“The stuff I saw in videos, I didn’t even think it was possible,” Liu said.

Five years ago, Liu decided to try the techniques himself. He said it took him a while to get used to swinging glowsticks around his body, but eventually, he got the hang of it, which encouraged him to start the Illini Glowsticking Club.

The club meets regularly to go over glowsticking tricks and to plan for campus events. Using Web sites such as and as resources, the group tries to promote glowsticking as an art and performance piece, Liu said.

Alexander Sun, freshman in LAS, recently joined the club and is now the co-president.
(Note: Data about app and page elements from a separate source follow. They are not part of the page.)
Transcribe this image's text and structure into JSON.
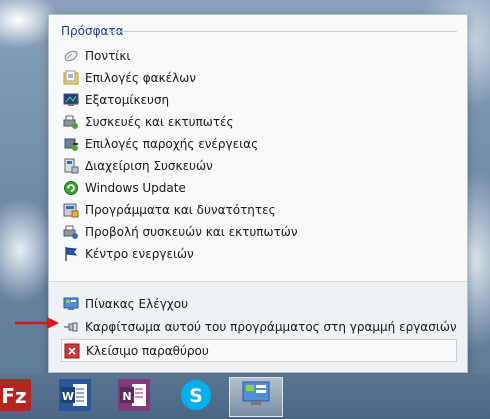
{
  "jumplist": {
    "section_title": "Πρόσφατα",
    "recent": [
      {
        "label": "Ποντίκι",
        "icon": "mouse-icon"
      },
      {
        "label": "Επιλογές φακέλων",
        "icon": "folder-options-icon"
      },
      {
        "label": "Εξατομίκευση",
        "icon": "personalization-icon"
      },
      {
        "label": "Συσκευές και εκτυπωτές",
        "icon": "devices-printers-icon"
      },
      {
        "label": "Επιλογές παροχής ενέργειας",
        "icon": "power-options-icon"
      },
      {
        "label": "Διαχείριση Συσκευών",
        "icon": "device-manager-icon"
      },
      {
        "label": "Windows Update",
        "icon": "windows-update-icon"
      },
      {
        "label": "Προγράμματα και δυνατότητες",
        "icon": "programs-features-icon"
      },
      {
        "label": "Προβολή συσκευών και εκτυπωτών",
        "icon": "view-devices-printers-icon"
      },
      {
        "label": "Κέντρο ενεργειών",
        "icon": "action-center-flag-icon"
      }
    ],
    "tasks": [
      {
        "label": "Πίνακας Ελέγχου",
        "icon": "control-panel-icon"
      },
      {
        "label": "Καρφίτσωμα αυτού του προγράμματος στη γραμμή εργασιών",
        "icon": "pin-icon"
      },
      {
        "label": "Κλείσιμο παραθύρου",
        "icon": "close-window-icon"
      }
    ]
  },
  "taskbar": {
    "apps": [
      {
        "name": "FileZilla",
        "icon": "filezilla-icon"
      },
      {
        "name": "Word",
        "icon": "word-icon"
      },
      {
        "name": "OneNote",
        "icon": "onenote-icon"
      },
      {
        "name": "Skype",
        "icon": "skype-icon"
      },
      {
        "name": "Control Panel",
        "icon": "control-panel-taskbar-icon",
        "active": true
      }
    ]
  },
  "colors": {
    "section_title": "#1e3f8f",
    "annotation_arrow": "#e0151b"
  }
}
He said the club teaches members how to glowstick and how to master popular techniques like weaving, wrapping and the basic butterfly. He said the club also encourages people to practice the style for fun.

“We just want to share the love of glowsticking,” Sun said, adding that he’d practiced the skill throughout high school and was excited to join the club once he came to the University. “It’s a hobby of mine, and I really enjoy doing it no matter what.”
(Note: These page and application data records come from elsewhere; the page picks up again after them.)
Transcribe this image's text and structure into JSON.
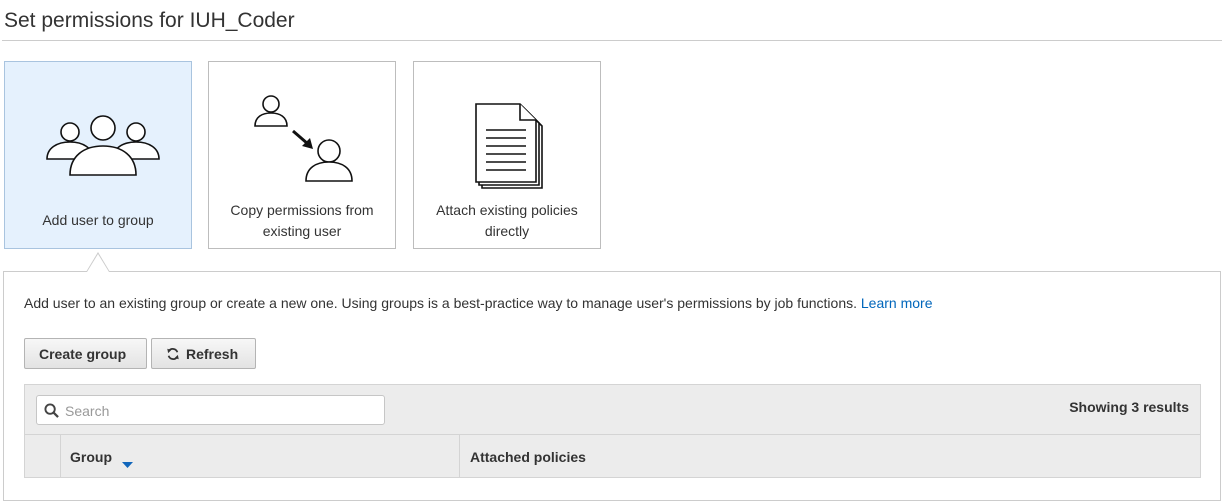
{
  "page": {
    "title": "Set permissions for IUH_Coder"
  },
  "options": [
    {
      "label": "Add user to group",
      "icon": "users-group-icon",
      "selected": true
    },
    {
      "label": "Copy permissions from existing user",
      "icon": "copy-user-icon",
      "selected": false
    },
    {
      "label": "Attach existing policies directly",
      "icon": "documents-icon",
      "selected": false
    }
  ],
  "panel": {
    "description": "Add user to an existing group or create a new one. Using groups is a best-practice way to manage user's permissions by job functions.",
    "learn_more": "Learn more"
  },
  "toolbar": {
    "create_group_label": "Create group",
    "refresh_label": "Refresh",
    "refresh_icon": "refresh-icon"
  },
  "table": {
    "search_placeholder": "Search",
    "search_value": "",
    "results_text": "Showing 3 results",
    "columns": [
      {
        "label": "Group",
        "sort": "descending"
      },
      {
        "label": "Attached policies"
      }
    ]
  },
  "colors": {
    "selected_card_bg": "#e5f1fd",
    "link": "#0066bb",
    "sort_icon": "#1166bb"
  }
}
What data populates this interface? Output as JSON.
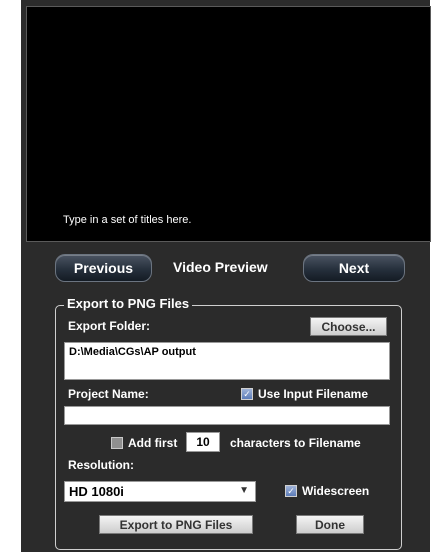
{
  "preview": {
    "text": "Type in a set of titles here."
  },
  "nav": {
    "previous_label": "Previous",
    "preview_label": "Video Preview",
    "next_label": "Next"
  },
  "export": {
    "group_title": "Export to PNG Files",
    "folder_label": "Export Folder:",
    "choose_label": "Choose...",
    "folder_value": "D:\\Media\\CGs\\AP output",
    "project_label": "Project Name:",
    "use_input_filename_label": "Use Input Filename",
    "use_input_filename_checked": true,
    "project_value": "",
    "add_first_label": "Add first",
    "add_first_checked": false,
    "char_count": "10",
    "characters_label": "characters to Filename",
    "resolution_label": "Resolution:",
    "resolution_value": "HD 1080i",
    "widescreen_label": "Widescreen",
    "widescreen_checked": true,
    "export_button_label": "Export to PNG Files",
    "done_button_label": "Done"
  },
  "colors": {
    "window_bg": "#2b2b2b",
    "preview_bg": "#000000",
    "nav_button": "#26303c",
    "check_accent": "#5c7cb8"
  },
  "icons": {
    "checkbox_checked": "checkmark",
    "dropdown": "chevron-down"
  }
}
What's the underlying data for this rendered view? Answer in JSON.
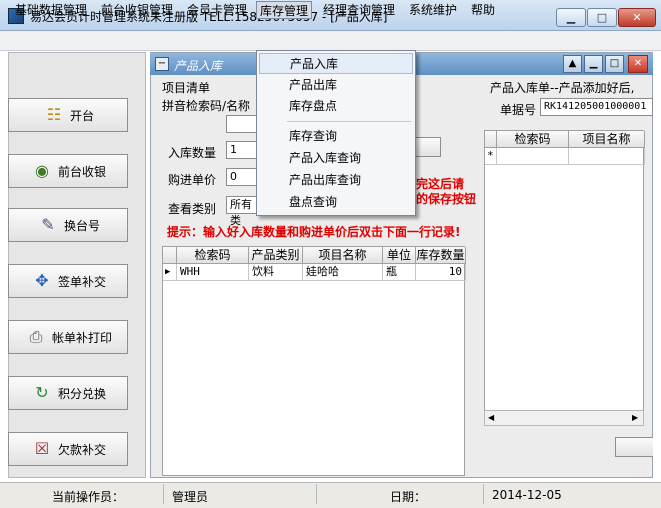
{
  "window": {
    "title": "易达会员计时管理系统未注册版 TELL:15825675057 - [产品入库]",
    "min_icon": "minimize-icon",
    "max_icon": "maximize-icon",
    "close_icon": "close-icon"
  },
  "menu": [
    "基础数据管理",
    "前台收银管理",
    "会员卡管理",
    "库存管理",
    "经理查询管理",
    "系统维护",
    "帮助"
  ],
  "dropdown": [
    "产品入库",
    "产品出库",
    "库存盘点",
    "库存查询",
    "产品入库查询",
    "产品出库查询",
    "盘点查询"
  ],
  "sidebar": [
    "开台",
    "前台收银",
    "换台号",
    "签单补交",
    "帐单补打印",
    "积分兑换",
    "欠款补交"
  ],
  "inner_window": {
    "title": "产品入库"
  },
  "form": {
    "section_title": "项目清单",
    "pinyin_label": "拼音检索码/名称",
    "pinyin_value": "",
    "qty_label": "入库数量",
    "qty_value": "1",
    "price_label": "购进单价",
    "price_value": "0",
    "category_label": "查看类别",
    "category_value": "所有类",
    "save_hint_line1": "完这后请",
    "save_hint_line2": "的保存按钮",
    "tip": "提示：输入好入库数量和购进单价后双击下面一行记录!"
  },
  "product_grid": {
    "headers": [
      "检索码",
      "产品类别",
      "项目名称",
      "单位",
      "库存数量"
    ],
    "rows": [
      [
        "WHH",
        "饮料",
        "娃哈哈",
        "瓶",
        "10"
      ]
    ]
  },
  "right_panel": {
    "title": "产品入库单--产品添加好后,",
    "bill_label": "单据号",
    "bill_no": "RK141205001000001",
    "headers": [
      "检索码",
      "项目名称"
    ],
    "new_row_marker": "*"
  },
  "status": {
    "operator_label": "当前操作员：",
    "operator": "管理员",
    "date_label": "日期：",
    "date": "2014-12-05"
  }
}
When Sun and the club members aren’t practicing routines and methods, they perform for various student organizations and showcases, including the Illini Union Board’s Homegrown Talent Show and the Asian American Association’s annual fashion show, Sun said.

The organization considers itself a performance group as well as a club, so members meet to choreograph and get ready for future shows, while practicing personal skills and techniques on their own time, Liu said.
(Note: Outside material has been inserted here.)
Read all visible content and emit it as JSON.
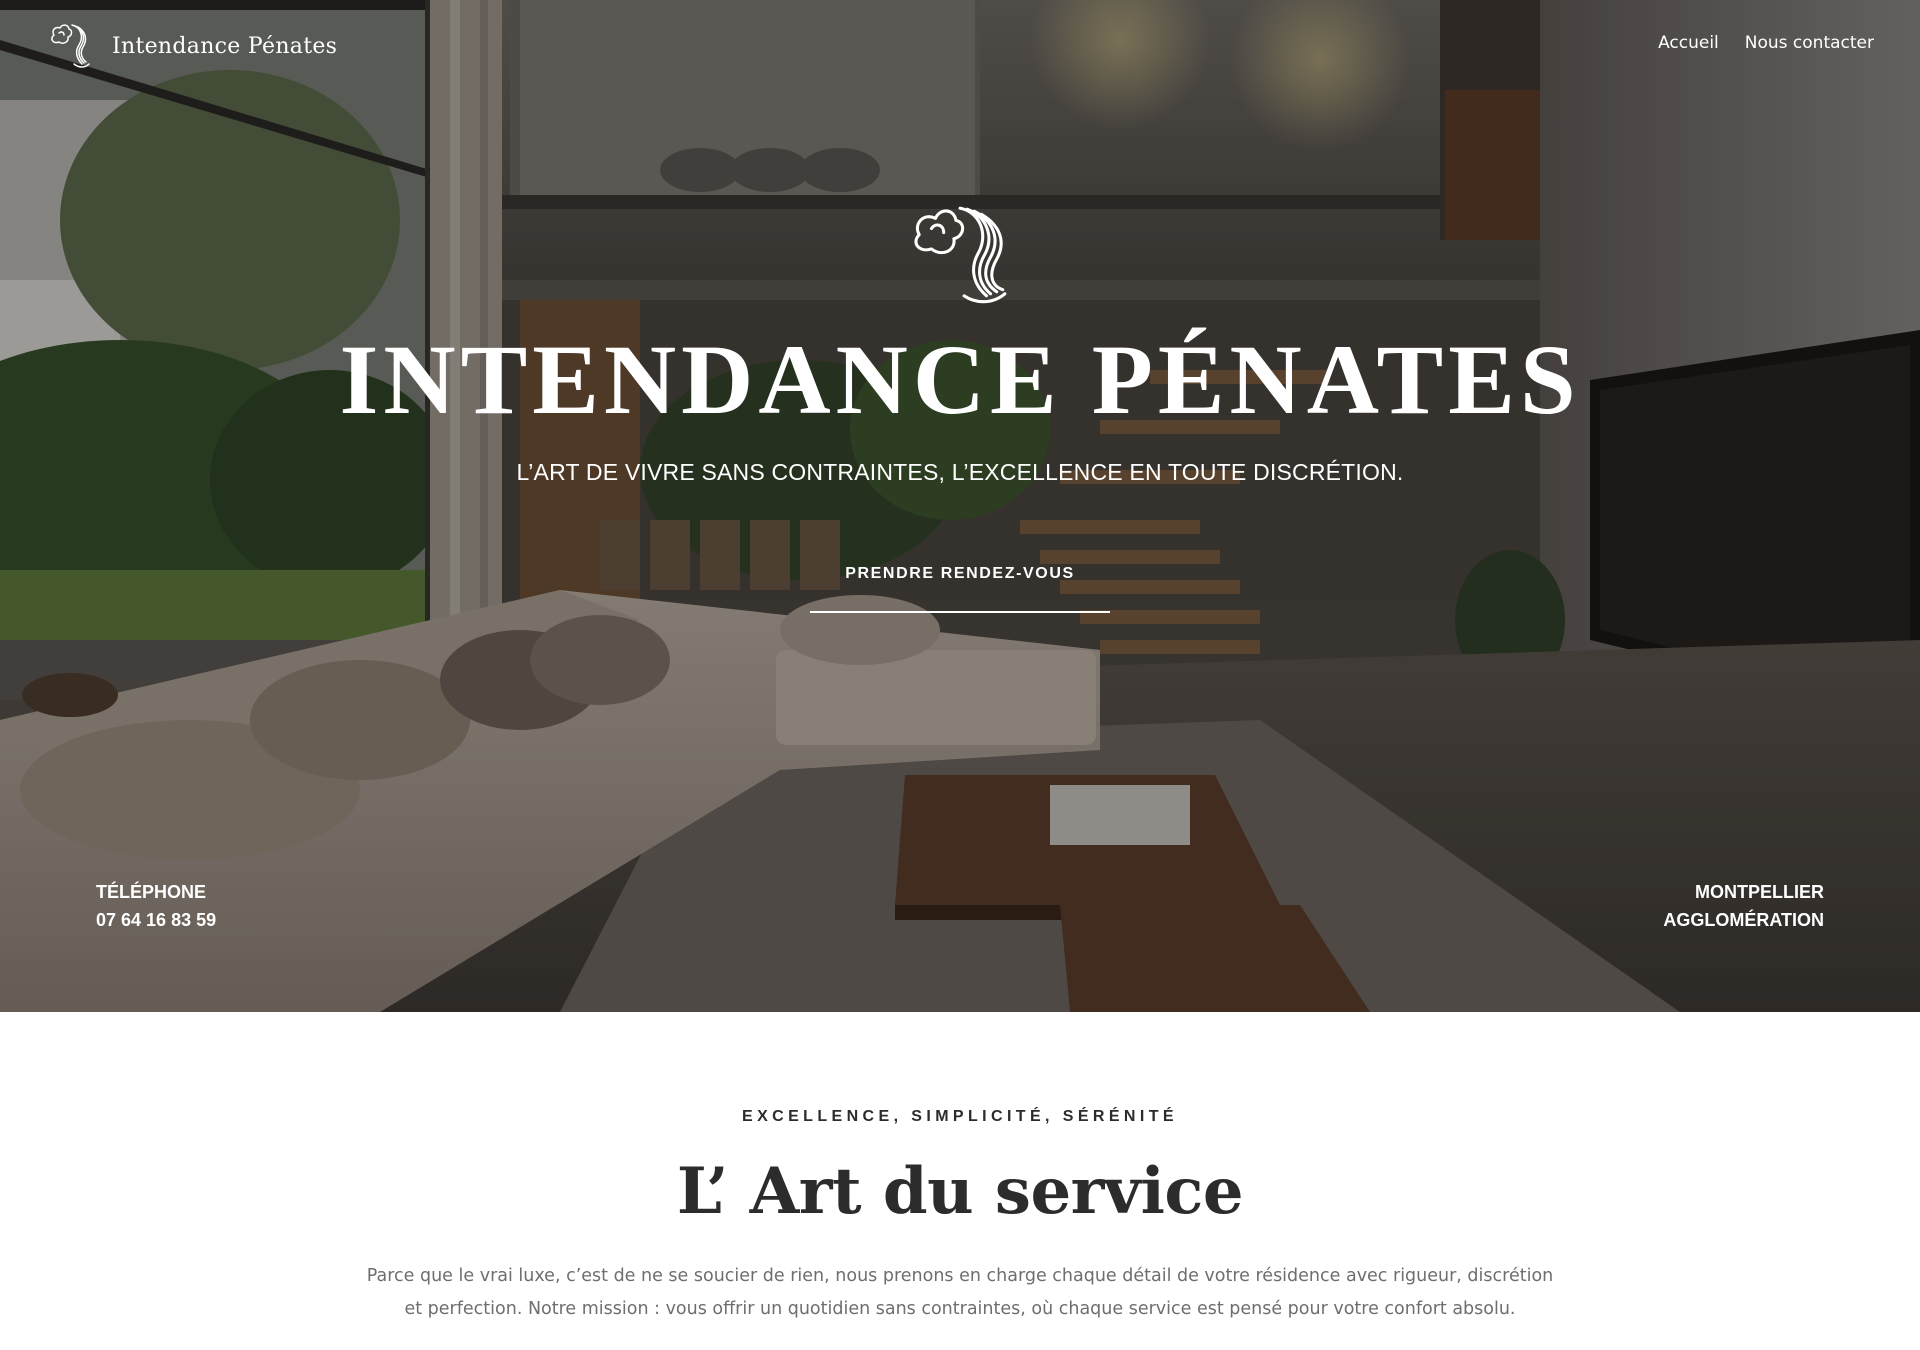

“A lot of us just like practicing by ourselves,” Liu said.

He said there are two basic glowsticking styles that most glowstickers and club members practice. Freehand involves placing glow sticks in each hand and carefully tossing and juggling them in the air. In the second style, called glowstringing, performers spin and form patterns with glow sticks tied to strings, Liu said.

Josh Glaser, sophomore in LAS, said he had never heard of freehand glowsticking or glowstringing until he saw them performed at his high school talent show. He said it was interesting to see.

“It’s a cool talent,” Glaser said. “I didn’t really think of it as an art form,” he added.

One aspect of glowsticking that makes it an art form is that many of the techniques involved are taken from various styles of dance and martial arts, Sun said. With around 10 active members, the Illini Glowsticking Club is happy to see others involved in the art.

“It feels pretty good to know that people are enjoying themselves while glowsticking,” Liu said.

The group plans to participate in more performances and shows. Liu added that the group does not have set meetings and usually just meets several weeks before individual performances. Members also keep in contact through the organization’s Facebook group, where upcoming show information and meeting times are posted.